PROBLEM STATEMENT — Using the records below, find every line that includes "image" and copy it.

[Start of Attachment]

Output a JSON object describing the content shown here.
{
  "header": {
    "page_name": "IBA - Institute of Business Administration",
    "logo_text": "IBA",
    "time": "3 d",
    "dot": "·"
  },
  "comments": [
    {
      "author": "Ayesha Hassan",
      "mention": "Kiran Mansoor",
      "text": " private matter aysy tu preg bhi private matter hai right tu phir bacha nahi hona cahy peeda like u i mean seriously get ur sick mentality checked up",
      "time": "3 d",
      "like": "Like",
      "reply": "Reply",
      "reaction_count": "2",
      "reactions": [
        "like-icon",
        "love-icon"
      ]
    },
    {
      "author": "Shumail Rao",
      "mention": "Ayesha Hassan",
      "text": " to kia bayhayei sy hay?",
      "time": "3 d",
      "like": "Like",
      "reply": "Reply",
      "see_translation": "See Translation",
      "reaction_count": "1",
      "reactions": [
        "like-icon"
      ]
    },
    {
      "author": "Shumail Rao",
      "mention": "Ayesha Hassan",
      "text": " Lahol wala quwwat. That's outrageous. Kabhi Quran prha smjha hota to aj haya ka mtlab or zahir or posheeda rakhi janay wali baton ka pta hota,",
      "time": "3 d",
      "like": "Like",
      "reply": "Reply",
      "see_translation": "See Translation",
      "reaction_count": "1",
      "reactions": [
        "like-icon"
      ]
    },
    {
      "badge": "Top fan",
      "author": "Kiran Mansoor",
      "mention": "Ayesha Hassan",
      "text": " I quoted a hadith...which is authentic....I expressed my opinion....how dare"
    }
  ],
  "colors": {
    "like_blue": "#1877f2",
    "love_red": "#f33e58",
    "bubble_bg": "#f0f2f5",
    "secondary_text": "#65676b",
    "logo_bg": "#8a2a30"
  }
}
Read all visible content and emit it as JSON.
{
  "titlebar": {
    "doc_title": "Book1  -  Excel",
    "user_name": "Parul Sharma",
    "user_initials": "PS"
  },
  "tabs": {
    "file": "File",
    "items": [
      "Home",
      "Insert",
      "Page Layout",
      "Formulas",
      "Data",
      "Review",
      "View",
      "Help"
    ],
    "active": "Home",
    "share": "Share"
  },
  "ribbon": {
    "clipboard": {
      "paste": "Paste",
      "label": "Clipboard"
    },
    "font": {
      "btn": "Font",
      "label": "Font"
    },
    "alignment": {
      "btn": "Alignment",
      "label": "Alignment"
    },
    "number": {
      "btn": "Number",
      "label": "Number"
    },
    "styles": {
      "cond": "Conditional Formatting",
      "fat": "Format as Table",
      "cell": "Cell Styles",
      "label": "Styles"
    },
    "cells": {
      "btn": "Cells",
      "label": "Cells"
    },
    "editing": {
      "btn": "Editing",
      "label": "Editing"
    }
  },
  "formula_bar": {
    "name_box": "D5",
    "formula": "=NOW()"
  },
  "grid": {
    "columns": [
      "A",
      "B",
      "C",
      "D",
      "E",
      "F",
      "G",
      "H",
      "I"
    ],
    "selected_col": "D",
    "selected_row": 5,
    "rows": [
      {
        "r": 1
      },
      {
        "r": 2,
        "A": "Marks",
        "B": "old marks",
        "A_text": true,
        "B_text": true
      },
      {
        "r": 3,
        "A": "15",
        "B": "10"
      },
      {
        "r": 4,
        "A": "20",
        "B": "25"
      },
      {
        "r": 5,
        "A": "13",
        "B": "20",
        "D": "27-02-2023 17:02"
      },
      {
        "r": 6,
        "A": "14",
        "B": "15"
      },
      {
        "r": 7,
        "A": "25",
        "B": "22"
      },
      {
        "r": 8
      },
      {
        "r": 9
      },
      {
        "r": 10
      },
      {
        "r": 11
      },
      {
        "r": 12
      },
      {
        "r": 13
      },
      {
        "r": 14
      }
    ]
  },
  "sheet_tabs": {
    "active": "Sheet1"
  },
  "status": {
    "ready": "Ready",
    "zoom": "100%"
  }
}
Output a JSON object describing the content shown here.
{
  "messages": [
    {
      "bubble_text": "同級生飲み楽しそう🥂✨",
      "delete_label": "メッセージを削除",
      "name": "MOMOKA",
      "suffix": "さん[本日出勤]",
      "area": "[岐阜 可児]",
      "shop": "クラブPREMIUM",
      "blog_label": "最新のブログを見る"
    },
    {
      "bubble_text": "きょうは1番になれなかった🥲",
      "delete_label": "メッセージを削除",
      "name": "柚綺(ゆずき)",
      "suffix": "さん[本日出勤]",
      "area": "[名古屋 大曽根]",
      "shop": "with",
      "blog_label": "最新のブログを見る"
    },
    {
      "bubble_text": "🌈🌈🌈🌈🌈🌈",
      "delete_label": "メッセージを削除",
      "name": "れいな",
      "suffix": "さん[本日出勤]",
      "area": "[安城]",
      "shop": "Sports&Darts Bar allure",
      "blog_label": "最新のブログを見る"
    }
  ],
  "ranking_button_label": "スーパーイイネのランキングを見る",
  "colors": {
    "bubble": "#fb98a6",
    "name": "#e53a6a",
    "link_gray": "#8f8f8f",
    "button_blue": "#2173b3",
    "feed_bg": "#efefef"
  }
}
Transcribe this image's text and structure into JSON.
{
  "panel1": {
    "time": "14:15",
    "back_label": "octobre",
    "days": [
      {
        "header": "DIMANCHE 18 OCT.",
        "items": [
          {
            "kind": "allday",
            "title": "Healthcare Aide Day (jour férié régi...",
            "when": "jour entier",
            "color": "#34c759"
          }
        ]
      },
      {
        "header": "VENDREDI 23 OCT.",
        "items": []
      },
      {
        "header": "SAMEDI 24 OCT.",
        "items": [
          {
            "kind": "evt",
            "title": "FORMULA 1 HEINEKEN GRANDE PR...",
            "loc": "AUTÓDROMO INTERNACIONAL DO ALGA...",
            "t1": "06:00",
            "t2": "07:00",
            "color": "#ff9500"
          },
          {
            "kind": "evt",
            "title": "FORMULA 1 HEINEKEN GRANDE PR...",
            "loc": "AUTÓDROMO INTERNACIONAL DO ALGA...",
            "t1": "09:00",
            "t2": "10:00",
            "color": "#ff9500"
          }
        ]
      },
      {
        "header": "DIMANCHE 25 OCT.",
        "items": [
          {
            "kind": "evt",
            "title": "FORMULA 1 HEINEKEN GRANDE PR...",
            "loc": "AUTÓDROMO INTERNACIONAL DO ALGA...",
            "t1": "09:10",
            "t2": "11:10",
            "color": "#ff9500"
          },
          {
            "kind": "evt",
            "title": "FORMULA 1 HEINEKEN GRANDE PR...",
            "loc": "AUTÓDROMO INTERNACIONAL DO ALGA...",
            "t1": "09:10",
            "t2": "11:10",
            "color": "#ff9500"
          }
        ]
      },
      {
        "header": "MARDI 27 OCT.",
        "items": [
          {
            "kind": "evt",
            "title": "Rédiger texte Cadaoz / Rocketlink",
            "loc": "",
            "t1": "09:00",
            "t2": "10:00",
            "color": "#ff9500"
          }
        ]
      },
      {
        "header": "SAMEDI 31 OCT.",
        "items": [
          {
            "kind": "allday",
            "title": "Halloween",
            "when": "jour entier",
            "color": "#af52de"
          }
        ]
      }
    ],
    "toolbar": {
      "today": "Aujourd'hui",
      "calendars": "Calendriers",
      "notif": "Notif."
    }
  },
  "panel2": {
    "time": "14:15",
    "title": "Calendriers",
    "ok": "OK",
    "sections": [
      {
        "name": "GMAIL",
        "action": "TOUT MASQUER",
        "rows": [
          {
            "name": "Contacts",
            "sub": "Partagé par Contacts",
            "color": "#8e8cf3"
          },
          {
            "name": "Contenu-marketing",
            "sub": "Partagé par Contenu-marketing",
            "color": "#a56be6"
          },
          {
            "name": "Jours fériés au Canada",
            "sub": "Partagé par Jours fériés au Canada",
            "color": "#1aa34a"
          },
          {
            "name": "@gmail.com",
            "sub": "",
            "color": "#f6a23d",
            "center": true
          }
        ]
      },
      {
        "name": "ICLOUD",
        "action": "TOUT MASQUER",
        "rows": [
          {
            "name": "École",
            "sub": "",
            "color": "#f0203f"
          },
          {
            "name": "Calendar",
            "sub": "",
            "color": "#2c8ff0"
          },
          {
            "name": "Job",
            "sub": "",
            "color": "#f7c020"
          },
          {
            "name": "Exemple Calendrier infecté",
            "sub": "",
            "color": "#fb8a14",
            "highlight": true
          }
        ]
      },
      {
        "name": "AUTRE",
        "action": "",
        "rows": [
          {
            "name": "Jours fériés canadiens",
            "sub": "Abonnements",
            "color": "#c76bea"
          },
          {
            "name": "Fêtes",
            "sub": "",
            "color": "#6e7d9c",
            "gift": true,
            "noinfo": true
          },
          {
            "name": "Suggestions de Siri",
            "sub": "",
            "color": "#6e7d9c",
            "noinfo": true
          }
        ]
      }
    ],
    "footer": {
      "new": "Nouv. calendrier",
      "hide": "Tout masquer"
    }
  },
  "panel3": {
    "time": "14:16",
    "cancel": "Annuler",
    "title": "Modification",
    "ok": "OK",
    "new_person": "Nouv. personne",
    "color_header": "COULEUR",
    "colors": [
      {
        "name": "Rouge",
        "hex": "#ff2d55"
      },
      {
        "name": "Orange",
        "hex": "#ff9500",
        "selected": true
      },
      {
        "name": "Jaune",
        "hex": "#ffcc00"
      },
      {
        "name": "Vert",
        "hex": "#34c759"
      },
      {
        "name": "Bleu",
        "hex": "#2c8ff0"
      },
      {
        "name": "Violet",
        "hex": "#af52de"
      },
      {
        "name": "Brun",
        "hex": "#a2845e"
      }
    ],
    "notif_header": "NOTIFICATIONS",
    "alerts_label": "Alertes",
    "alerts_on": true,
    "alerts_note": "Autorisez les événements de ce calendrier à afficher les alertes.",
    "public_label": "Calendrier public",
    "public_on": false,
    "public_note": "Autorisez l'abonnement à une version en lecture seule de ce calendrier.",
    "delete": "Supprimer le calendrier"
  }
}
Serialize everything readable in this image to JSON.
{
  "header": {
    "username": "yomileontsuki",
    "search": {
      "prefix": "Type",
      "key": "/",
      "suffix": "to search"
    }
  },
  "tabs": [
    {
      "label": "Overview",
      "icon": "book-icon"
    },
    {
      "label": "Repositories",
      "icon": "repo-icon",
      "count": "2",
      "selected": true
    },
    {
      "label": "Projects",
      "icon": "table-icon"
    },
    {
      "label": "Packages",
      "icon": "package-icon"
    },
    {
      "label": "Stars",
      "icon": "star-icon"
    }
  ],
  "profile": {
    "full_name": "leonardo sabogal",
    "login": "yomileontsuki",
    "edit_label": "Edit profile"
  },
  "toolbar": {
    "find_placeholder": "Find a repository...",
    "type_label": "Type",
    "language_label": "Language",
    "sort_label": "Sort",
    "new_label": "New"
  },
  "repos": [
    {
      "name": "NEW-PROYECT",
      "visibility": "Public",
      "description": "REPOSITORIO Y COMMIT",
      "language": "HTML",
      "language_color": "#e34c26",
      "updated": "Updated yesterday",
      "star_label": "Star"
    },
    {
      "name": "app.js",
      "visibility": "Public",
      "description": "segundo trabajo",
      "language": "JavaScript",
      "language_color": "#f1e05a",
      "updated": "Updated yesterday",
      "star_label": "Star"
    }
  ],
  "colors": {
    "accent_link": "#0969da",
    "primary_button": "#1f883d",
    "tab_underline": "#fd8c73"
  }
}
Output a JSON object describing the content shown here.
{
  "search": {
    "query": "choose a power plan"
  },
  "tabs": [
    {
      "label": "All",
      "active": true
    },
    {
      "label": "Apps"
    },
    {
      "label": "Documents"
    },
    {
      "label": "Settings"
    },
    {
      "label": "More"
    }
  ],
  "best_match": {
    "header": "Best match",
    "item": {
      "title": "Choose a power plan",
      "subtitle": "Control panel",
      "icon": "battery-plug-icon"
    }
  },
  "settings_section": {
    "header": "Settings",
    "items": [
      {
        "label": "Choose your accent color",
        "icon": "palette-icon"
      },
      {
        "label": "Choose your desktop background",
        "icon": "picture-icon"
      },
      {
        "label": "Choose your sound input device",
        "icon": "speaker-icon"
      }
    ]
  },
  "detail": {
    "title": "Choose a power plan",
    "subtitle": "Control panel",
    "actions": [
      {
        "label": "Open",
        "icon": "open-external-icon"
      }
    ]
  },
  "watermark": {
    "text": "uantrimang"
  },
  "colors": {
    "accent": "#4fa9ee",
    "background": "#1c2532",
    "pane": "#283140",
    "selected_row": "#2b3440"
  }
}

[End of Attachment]

RESPONSE —
Transcribe this image's text and structure into JSON.
Serialize everything readable in this image to JSON.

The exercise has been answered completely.